* [Goal of the exercise] Copy each line below that has "screenshot".

[Dataset rows for apps and sites]
+++
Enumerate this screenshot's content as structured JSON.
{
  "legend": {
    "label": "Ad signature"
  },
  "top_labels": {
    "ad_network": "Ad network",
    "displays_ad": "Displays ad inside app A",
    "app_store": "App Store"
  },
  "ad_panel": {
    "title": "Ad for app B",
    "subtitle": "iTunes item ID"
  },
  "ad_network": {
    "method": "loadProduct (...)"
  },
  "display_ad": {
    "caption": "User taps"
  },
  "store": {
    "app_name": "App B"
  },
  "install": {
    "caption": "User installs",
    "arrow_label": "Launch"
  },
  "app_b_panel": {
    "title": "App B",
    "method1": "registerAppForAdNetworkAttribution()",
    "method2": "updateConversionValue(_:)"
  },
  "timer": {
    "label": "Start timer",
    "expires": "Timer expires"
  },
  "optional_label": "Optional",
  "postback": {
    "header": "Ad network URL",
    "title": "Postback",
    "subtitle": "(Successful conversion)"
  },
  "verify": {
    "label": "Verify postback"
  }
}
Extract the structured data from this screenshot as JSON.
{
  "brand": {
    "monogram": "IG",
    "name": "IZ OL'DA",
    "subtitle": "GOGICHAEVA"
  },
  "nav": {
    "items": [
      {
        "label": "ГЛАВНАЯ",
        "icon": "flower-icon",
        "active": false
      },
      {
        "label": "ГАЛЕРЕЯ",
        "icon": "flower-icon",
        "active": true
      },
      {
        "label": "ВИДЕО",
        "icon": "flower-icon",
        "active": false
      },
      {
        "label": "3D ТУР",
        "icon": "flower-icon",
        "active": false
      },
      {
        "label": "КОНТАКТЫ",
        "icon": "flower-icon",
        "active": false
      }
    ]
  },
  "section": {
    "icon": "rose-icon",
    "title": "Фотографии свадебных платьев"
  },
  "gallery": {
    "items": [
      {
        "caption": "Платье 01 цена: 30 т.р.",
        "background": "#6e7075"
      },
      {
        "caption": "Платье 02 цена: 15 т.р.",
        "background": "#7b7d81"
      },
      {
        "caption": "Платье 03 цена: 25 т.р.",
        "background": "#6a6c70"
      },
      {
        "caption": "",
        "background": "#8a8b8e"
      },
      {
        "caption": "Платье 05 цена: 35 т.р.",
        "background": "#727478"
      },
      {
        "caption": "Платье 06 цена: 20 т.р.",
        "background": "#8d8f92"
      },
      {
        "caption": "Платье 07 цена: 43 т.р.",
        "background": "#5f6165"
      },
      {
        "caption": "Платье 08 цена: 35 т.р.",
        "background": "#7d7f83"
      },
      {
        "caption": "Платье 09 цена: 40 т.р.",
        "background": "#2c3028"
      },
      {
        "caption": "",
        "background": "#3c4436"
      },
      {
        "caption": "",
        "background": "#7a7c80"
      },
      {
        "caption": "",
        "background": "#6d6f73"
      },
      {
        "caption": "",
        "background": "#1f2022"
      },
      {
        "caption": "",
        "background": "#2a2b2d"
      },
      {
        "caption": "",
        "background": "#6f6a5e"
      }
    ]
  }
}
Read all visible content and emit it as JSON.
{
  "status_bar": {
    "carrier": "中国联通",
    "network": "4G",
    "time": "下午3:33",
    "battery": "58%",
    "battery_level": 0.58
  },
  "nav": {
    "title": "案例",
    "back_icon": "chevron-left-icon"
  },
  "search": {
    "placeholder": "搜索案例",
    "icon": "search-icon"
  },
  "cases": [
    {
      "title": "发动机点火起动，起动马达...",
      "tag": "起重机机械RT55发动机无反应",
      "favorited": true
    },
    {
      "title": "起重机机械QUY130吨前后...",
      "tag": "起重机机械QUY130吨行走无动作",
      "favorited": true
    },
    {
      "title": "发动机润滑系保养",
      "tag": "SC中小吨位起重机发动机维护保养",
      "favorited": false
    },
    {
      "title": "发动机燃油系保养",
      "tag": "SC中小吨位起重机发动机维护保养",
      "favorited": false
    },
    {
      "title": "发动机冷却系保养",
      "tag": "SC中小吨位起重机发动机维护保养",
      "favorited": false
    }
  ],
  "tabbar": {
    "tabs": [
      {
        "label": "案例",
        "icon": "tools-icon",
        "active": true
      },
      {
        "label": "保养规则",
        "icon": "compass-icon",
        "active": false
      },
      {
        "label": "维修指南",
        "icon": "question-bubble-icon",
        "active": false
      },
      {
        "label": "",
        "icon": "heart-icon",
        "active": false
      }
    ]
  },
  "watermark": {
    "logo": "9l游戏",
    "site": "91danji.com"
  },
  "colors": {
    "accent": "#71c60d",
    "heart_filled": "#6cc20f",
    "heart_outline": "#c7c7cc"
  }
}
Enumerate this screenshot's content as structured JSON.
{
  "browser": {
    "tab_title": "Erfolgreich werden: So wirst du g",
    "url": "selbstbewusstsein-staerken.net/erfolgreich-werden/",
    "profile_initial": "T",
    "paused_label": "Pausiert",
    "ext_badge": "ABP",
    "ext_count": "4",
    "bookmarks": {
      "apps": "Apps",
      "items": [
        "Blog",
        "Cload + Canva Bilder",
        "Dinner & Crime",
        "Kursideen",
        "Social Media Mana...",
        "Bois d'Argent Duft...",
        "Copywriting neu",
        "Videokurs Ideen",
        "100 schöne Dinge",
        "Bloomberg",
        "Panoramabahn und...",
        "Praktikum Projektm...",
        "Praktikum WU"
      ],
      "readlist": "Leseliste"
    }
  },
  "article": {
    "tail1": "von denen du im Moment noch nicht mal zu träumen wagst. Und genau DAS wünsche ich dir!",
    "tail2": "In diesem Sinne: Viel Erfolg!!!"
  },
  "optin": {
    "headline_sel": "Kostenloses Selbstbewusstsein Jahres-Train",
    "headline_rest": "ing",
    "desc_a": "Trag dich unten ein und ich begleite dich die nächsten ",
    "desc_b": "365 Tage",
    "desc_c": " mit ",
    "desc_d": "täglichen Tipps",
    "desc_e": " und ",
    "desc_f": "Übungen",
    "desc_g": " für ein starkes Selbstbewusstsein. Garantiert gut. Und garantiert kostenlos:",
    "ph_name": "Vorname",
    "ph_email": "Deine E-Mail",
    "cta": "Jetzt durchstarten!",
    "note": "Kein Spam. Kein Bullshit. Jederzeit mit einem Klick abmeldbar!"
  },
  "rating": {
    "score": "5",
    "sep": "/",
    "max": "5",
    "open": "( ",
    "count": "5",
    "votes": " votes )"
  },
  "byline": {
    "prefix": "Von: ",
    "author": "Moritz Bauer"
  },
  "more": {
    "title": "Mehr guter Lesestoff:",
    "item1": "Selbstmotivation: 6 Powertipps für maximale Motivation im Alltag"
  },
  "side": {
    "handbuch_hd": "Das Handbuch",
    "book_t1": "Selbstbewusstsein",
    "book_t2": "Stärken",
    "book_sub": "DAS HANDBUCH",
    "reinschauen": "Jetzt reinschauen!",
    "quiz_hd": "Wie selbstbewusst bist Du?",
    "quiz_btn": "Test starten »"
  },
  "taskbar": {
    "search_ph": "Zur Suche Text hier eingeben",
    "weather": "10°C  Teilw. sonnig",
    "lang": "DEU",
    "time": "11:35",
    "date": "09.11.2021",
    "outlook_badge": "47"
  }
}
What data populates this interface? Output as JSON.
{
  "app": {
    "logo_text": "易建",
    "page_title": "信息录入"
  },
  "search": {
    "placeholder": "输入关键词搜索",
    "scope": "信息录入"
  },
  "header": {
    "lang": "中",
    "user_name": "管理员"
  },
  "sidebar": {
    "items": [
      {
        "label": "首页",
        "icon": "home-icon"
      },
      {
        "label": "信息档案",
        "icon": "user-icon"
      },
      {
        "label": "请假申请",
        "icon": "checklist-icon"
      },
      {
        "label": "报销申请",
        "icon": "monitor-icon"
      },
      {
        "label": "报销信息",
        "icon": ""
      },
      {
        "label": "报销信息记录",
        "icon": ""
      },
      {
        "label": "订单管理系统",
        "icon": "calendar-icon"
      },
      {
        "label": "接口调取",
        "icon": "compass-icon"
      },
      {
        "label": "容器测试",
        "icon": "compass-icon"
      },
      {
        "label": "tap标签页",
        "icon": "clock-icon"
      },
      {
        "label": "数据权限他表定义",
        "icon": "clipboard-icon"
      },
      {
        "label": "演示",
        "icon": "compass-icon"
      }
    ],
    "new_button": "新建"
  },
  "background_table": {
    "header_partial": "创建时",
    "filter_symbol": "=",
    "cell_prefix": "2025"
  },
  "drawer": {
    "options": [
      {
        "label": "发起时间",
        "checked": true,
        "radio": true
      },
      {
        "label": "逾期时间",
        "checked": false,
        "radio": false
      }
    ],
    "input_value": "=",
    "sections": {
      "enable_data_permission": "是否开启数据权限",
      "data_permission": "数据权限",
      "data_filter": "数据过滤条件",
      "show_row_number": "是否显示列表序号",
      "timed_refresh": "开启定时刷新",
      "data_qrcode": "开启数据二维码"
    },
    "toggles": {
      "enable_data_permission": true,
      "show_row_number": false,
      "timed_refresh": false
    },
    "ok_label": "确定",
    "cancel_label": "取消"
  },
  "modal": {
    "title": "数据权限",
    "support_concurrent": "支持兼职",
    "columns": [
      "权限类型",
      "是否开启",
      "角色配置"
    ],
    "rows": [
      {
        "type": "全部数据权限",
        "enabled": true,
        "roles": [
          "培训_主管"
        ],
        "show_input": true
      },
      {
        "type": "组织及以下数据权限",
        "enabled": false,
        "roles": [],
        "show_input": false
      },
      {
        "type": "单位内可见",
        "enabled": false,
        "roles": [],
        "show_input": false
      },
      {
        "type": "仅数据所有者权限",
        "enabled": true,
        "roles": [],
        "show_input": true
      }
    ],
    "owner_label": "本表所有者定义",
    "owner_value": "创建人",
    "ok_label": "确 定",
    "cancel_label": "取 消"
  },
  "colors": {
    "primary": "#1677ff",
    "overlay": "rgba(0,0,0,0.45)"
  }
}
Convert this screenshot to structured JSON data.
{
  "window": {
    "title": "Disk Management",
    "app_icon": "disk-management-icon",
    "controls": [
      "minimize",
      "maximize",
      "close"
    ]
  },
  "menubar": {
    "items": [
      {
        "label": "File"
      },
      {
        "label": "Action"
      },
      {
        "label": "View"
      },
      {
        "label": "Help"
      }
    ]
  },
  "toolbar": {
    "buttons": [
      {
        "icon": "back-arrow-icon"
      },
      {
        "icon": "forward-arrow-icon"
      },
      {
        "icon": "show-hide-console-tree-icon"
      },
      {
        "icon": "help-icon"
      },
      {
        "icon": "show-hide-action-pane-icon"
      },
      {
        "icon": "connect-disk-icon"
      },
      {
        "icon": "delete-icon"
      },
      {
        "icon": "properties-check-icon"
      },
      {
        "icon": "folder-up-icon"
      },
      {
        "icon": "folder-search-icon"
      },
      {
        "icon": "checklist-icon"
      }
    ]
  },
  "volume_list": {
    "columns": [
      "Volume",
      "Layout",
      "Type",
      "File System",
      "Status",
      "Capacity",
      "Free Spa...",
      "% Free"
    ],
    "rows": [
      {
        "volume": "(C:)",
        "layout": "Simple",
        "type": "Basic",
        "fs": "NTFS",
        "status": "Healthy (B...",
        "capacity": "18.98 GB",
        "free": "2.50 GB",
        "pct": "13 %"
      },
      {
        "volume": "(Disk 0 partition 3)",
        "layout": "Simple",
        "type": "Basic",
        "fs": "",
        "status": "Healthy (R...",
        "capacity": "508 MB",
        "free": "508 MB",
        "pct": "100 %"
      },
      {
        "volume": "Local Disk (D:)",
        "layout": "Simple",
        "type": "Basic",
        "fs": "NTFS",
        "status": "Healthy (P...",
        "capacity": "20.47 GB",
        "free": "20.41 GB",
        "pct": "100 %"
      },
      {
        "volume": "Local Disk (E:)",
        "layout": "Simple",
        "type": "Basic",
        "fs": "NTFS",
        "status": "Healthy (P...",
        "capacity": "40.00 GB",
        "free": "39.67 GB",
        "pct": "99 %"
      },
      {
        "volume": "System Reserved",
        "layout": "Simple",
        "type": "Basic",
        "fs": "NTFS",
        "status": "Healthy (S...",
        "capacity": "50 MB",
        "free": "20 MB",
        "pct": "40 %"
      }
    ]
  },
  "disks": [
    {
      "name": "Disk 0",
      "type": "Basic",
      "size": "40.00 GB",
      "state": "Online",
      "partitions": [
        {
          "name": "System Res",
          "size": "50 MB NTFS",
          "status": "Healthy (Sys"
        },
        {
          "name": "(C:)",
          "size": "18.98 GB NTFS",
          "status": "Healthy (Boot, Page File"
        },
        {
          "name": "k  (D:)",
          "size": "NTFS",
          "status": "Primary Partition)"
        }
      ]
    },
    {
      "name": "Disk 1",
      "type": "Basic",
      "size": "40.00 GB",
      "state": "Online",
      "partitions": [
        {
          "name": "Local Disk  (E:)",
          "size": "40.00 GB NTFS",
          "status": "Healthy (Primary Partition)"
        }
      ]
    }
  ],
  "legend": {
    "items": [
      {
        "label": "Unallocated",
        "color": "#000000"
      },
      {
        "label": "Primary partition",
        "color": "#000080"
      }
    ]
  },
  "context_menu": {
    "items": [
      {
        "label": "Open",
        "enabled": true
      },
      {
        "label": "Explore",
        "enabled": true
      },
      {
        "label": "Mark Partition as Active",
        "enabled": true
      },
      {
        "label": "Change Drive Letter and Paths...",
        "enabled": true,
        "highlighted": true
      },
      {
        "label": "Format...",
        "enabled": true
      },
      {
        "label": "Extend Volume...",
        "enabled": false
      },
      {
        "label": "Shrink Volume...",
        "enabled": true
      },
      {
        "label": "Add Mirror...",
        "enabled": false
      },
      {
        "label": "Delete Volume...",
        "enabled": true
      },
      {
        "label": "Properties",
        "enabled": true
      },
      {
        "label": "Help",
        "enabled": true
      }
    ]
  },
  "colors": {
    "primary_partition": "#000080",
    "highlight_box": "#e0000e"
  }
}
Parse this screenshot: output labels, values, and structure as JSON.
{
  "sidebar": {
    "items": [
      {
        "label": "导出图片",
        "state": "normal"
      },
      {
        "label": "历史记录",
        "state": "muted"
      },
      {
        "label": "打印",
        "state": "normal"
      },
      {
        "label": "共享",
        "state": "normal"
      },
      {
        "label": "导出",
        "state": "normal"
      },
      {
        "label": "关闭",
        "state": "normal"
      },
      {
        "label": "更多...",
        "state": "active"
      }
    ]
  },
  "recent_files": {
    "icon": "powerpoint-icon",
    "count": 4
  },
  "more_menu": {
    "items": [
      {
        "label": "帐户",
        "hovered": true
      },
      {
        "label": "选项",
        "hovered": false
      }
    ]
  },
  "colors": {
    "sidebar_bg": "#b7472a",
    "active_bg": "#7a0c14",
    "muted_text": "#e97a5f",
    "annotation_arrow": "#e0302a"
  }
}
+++
* [Worked solution]
Enumerate this screenshot's content as structured JSON.
Extract the structured data from this screenshot as JSON.
Enumerate this screenshot's content as structured JSON.
Convert this screenshot to structured JSON data.
Parse this screenshot: output labels, values, and structure as JSON.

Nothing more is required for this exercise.